Big acquisition by Patton Boggs reported: Breaux Lott Leadership Group will now be a wholly-owned subsidiary of Patton Boggs; former Senators John Breaux (D-La.) and Trent Lott (R-Miss.) and their small but “effective” boutique lobbying firm will join the large team at Patton Boggs, starting immediately. Bonus (because it’s Friday): did you know Trent Lott’s given name is Chester Trent Lott? His son (also a member of the lobbying group) bears the same name. Now you know. Read about the “strategic coup” at the Blog of Legal Times.

Time profiles Lobbyists and their Return on Investment, in a series of short lobbyist/issue/payoff profiles.

Ex-Rep. John Campbell was taken down by the Jack Abramoff affair; Roll Call profiles Campbell’s life since 2005.

House Ethics Clears Rep. Richardson. The Committee on Standards of Official Conduct released its report in the matter of Rep. Laura Richardson (D-Calif.) and cleared her of any wrongdoing in the mortgage matter. (link is a PDF)

Two great compliance / political law resources to take to the beach with you  over your long holiday weekend:

Quote of the week:

“The irony of it is that every time the president says we lobbyists have all this influence, people who don’t have a lobbyist want one… He exaggerates our power, but he increases demand for our services.” – Tony Podesta, Podesta Group, NYTimes article on the “Superlobbyist,” July 1.

Happy 4th of July Holiday Weekend from all of us at Lobby Blog!

BP Brings Out the Big Guns in DC

Tuesday, June 22nd, 2010 by Madiha

Power lobbyist Tony Podesta (Podesta Group) and legal advisor Jamie Gorelick (WilmerHale), a top Justice Department official in the Clinton administration, are part of the formidable team of Democrat lobbyists running Operation Damage Control for British Petroleum, the Washington Post reported on Monday. Facing one PR crisis after another since the Gulf of Mexico oil spill, BP was struck by yet another gaffe this weekend after CEO Tony Hayward was photographed watching a yacht race along the British coast, displaying a remarkable tone-deafness to the political atmosphere.

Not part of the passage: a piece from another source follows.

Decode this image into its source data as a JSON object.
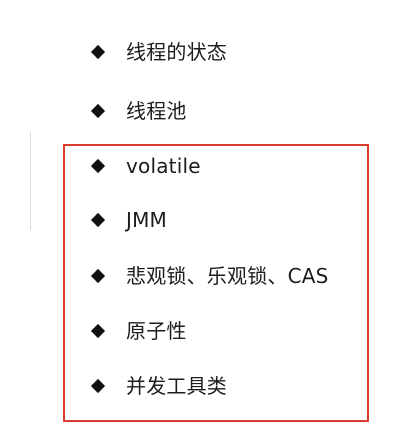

BP has spent nearly $20 million on lobbying from January 2009 through March 2010, ranking as one of Washington’s top corporate lobbying clients.

Other key players who were involved in the incident have also increased their efforts to avert the disaster spilling over to them.  Jeffrey Turner (Patton Boggs) has been hired by engineering giant Halliburton, which was in charge of cementing the well just before the April 20 explosion, to handle legal and congressional inquiries.

Insiders in the teams representing the embattled companies told the  Post that the emphasis of the lobbying push right now is on giving as much information as possible to lawmakers, as opposed to affecting policy changes. According to the sources, the lobbyists’ attitude at this time is ‘deferential,’ in response to lawmakers’ impatience with the oil industry at present.

Source for lobbying information: Lobbyists.info & Senate Office of Public Records; Washington Post article is here.